_Provided data_
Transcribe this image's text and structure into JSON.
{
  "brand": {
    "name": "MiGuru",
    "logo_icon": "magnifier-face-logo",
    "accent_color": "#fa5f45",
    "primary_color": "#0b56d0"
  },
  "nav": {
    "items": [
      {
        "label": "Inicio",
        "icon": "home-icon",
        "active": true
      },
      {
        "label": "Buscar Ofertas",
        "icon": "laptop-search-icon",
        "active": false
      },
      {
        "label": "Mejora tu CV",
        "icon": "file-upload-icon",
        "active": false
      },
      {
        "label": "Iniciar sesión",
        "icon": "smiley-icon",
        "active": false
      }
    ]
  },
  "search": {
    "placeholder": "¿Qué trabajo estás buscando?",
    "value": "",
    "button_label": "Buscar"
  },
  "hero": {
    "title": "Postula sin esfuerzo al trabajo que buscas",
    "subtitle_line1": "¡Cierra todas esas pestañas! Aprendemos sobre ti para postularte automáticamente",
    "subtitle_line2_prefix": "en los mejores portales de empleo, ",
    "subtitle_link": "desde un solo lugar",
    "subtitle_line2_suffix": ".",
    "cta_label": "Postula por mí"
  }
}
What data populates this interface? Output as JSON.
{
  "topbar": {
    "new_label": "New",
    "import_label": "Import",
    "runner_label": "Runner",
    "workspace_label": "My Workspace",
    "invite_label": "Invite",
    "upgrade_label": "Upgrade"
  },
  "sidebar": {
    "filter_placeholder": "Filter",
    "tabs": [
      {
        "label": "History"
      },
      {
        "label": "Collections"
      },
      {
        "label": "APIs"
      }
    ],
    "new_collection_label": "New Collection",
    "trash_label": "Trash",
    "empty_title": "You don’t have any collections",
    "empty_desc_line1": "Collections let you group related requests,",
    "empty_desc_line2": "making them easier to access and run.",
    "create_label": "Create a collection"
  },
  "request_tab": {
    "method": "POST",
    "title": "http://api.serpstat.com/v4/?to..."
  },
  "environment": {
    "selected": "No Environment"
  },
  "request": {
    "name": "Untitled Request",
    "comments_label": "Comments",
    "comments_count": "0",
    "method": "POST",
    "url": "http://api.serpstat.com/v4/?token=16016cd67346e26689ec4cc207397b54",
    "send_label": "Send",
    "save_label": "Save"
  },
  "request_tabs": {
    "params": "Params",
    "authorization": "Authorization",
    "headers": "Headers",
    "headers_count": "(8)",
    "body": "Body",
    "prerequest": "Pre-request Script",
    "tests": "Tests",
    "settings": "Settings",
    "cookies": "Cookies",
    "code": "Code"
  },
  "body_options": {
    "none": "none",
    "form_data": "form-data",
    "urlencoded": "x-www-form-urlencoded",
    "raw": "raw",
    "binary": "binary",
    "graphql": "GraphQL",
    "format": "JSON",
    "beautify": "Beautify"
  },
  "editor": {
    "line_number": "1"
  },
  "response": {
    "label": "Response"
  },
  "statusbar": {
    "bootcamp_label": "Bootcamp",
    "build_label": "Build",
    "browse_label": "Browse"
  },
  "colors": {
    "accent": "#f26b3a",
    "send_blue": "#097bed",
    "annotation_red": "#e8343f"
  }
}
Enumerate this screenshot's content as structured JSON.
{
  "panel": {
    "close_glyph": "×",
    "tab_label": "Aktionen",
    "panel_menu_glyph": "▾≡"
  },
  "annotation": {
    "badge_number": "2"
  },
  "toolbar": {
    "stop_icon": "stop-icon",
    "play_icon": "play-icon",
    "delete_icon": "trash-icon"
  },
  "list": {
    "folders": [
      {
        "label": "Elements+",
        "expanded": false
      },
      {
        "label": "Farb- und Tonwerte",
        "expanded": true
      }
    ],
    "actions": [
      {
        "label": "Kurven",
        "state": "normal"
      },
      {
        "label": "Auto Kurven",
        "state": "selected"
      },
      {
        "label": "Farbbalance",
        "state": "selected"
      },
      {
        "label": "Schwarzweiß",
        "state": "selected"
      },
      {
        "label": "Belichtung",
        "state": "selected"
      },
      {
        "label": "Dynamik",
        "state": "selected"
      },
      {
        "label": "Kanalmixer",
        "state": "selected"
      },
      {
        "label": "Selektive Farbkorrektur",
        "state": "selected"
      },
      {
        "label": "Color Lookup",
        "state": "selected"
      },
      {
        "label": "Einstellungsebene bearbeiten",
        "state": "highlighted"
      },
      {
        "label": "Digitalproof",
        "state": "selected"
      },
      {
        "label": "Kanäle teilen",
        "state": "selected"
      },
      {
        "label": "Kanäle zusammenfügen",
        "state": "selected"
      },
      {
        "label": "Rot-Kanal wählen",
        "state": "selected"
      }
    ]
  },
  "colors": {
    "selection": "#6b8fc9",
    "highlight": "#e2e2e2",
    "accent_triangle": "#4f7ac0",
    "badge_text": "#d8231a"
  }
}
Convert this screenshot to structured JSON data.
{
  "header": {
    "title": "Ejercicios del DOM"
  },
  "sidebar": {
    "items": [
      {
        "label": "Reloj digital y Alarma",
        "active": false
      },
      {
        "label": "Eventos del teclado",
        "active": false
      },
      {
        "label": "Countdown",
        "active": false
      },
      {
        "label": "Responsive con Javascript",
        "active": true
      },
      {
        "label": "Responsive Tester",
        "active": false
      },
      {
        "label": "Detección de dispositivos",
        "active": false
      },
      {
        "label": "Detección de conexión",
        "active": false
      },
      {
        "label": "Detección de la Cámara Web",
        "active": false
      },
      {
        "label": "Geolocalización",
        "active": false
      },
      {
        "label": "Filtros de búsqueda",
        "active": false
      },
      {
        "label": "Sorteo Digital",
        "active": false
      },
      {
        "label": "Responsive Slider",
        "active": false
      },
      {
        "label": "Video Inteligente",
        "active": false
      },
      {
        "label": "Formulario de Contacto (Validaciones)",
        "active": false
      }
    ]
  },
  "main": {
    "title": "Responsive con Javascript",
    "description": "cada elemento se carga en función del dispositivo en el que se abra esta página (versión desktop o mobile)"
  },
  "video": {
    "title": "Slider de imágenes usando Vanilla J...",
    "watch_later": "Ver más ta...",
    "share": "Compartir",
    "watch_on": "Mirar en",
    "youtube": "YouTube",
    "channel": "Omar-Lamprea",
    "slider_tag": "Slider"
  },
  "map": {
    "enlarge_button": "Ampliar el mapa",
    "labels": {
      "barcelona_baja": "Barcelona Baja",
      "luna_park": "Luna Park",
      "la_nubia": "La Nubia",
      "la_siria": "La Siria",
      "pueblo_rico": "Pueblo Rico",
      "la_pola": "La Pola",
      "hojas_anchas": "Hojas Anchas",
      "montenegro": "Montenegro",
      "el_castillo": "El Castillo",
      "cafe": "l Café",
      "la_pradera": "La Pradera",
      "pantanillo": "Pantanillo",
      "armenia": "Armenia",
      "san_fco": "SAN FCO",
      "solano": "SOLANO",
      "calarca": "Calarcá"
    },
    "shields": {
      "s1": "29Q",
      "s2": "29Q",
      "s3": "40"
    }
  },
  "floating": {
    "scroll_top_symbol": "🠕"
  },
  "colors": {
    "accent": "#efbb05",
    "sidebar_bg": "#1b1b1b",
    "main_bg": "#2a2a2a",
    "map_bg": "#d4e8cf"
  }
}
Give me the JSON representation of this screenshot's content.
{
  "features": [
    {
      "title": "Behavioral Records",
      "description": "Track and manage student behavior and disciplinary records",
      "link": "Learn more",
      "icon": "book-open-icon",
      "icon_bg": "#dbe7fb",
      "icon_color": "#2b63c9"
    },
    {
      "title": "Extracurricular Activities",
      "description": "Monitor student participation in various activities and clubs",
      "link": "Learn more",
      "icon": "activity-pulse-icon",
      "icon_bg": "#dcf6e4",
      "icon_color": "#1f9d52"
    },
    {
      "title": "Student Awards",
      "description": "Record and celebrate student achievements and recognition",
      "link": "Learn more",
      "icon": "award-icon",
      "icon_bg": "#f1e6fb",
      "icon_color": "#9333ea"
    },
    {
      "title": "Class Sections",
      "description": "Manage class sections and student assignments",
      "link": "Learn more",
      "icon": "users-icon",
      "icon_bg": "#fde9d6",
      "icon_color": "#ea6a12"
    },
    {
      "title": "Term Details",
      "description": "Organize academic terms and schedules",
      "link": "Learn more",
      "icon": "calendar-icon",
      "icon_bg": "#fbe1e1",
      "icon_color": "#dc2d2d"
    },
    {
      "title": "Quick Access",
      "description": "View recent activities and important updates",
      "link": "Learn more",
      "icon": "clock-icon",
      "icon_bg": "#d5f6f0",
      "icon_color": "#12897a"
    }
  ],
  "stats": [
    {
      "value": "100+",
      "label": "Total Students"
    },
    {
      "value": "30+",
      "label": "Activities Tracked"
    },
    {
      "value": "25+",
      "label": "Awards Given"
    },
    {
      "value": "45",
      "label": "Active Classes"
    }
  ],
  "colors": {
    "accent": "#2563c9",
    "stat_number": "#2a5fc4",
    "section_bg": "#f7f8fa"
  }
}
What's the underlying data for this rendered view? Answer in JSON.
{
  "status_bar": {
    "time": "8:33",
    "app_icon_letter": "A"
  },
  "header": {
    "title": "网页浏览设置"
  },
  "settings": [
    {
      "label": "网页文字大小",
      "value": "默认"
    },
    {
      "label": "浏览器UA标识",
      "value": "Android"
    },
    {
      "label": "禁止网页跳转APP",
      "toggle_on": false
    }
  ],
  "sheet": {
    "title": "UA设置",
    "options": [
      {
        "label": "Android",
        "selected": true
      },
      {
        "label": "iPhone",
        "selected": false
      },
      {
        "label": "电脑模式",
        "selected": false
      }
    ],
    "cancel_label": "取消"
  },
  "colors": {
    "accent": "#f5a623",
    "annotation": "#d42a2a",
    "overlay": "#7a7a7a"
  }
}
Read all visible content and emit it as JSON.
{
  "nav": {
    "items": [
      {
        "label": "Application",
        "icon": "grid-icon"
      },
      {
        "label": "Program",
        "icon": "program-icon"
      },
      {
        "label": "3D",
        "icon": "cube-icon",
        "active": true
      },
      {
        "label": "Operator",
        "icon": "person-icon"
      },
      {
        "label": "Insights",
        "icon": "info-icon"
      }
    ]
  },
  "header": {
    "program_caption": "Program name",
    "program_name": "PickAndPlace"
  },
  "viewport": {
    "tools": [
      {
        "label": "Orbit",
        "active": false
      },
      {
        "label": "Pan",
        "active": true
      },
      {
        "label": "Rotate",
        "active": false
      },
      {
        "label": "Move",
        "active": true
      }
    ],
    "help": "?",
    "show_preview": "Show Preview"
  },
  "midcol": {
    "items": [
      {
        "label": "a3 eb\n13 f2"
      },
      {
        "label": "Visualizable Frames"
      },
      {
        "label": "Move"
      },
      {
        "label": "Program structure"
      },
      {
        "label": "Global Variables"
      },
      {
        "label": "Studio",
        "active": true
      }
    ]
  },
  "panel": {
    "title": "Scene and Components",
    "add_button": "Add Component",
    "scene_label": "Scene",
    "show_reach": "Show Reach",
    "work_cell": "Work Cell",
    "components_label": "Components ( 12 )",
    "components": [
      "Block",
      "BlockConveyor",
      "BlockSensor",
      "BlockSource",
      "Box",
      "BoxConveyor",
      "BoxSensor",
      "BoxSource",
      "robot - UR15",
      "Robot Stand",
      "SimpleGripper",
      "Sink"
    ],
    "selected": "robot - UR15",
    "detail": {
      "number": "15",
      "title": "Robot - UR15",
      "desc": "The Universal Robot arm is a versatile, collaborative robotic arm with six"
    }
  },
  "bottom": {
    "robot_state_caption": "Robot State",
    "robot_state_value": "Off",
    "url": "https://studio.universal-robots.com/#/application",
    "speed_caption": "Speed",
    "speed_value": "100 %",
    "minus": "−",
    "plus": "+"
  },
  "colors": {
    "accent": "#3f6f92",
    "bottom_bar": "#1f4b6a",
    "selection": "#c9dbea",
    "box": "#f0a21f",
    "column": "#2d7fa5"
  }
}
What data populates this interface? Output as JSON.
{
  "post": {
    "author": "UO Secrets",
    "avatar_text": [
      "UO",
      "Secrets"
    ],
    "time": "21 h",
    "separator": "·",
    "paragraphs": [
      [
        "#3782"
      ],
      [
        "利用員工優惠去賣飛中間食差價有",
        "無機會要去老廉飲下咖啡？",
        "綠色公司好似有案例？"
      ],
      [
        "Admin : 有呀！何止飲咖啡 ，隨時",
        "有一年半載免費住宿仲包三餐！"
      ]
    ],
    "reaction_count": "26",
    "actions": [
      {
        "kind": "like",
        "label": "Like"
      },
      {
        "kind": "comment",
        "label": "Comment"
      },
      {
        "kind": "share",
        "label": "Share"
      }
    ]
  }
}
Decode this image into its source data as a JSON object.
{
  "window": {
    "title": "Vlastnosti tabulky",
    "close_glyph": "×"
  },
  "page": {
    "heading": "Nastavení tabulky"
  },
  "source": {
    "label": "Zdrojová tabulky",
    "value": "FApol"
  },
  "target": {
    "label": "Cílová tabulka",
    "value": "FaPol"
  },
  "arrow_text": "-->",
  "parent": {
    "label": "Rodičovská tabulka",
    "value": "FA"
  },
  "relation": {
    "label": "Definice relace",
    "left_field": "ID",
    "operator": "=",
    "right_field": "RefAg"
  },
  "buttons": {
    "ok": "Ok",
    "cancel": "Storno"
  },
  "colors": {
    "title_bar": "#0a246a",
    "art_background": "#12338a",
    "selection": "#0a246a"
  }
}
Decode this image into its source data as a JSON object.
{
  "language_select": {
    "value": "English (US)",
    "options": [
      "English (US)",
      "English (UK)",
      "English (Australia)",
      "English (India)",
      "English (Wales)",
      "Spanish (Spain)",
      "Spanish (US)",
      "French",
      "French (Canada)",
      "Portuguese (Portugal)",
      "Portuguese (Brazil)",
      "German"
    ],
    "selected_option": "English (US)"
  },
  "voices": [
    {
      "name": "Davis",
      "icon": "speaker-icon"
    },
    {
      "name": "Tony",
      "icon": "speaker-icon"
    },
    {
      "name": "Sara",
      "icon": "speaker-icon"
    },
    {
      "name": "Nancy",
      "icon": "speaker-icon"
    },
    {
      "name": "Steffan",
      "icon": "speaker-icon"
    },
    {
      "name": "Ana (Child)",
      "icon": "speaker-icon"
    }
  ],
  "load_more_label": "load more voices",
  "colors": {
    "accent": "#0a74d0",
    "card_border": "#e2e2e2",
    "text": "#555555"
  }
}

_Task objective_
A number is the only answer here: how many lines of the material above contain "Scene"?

_Result_
2